Why did the people want to go back to Egypt, back to slavery? To us it seems pure foolishness. It was because that was comfortable and familiar. They had been conditioned to accept their lives as they were as the best they could expect. Who needs freedom when all one’s needs are provided for? They had food, water and shelter in Egypt. They had been taught to accept a particular view of reality and most of them could not conceive of life outside of that reality. For them reality was a slave’s life in Egypt. They could not conceive of providing for themselves or making their own decisions. They couldn’t understand a God that had no form. We limit ourselves in the same way. We are slaves to the view of reality we impose on ourselves. Because we don’t ‘know God’ the way they did in the Bible, we create a theological structure that allows us to be comfortable where we are. If we do these things; Torah, good deeds, pray, we ‘know God’ even though we know the relationship only goes one way. If we experience some ‘touch from God’, some transcendent event, we may welcome it but we don’t expect it to continue or we don’t know how to make it last. If someone else has such an experience they are either gifted, if their experience agrees with our theology, or they are possessed if it doesn’t.

We put everything that happens into our view of reality, reality created only in our minds. If something abnormal happens; the red sea parts. water comes out of a rock. we are faced with a choice. In our normal view of reality, such things don’t happen. So we must dismiss it somehow. Moshe is a magician or has some trick. Or there must be some reasonable explanation but we are too ignorant or lazy to know what it is. But because either Moshe has some trick or special ability or it is a fluke, if a problem arises again we cannot look to what happened before and expect it to happen again. We see the problem and within our view of reality there is no reasonable solution so we panic or give up or try to return to where we were before the problem arose.

An example of this in Y’shua’s time was the feeding of the five thousand. Philip could not conceive of things beyond his reality. They didn’t have the money and even if they did, it wouldn’t be enough. His thinking was one dimensional. His mind only operated on a plane where what we perceive as miracles only happen intermittently, one certainly can’t depend on them or conjure them up at will. Andrew, however, took steps to solve the problem. He could see that a solution outside of his view of reality would be necessary but the magnitude of it still had him focusing on what couldn’t be done.

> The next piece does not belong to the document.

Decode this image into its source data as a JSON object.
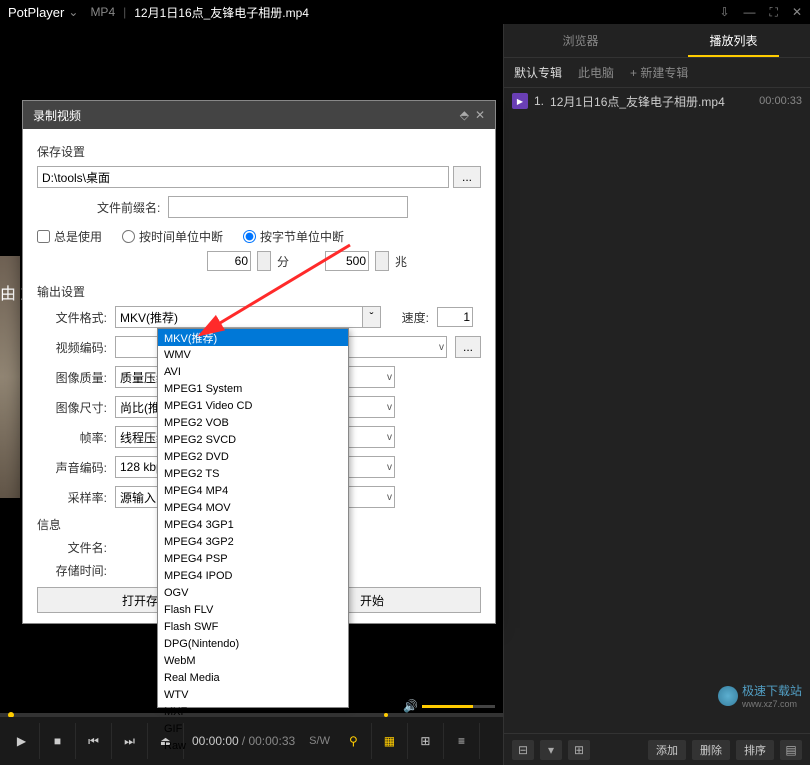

Y’shua was not bound by such conventions of reality. He could see that all the bread of the world was at his disposal and that all the bread was the same as the five loaves presented to him, there was no difference. Reality, to Y’shua, was undifferentiated, it was echad. Once this is understood, feeding five or five thousand is no different, numbers belong to our limited view of the world, not to reality as it exists. Healing a sore shoulder and curing a cancer and restoring a withered hand are the same. We see things as limited, as separate. We believe what we have be taught, or what we grew up with or what we are comfortable with. We do not want to stand out too much, we continue to play the game on the same field as everyone else. And so even though we may play the game differently, we end up with the same results. The other choice we have is to adjust our view of reality, to change the field of play. We think that the way we see and perceive things is the way they are. We know that is not true. Everything we see is made up of atoms and energy and it is all connected, from the neuron in your brain to the most distant star. It is all made of the same stuff, it all utilizes the same energy. All is echad. Y’shua said ‘I and the father are one’, he was echad with the universe and he wanted all of us to experience and operate in the same oneness. When that happens, the knowledge and the power of the universe is at your disposal and, as Y’shua said, ‘greater things that this you will do’. But if we limit ourselves to our dualistic and earthly mindset, ‘how will you understand heavenly things?’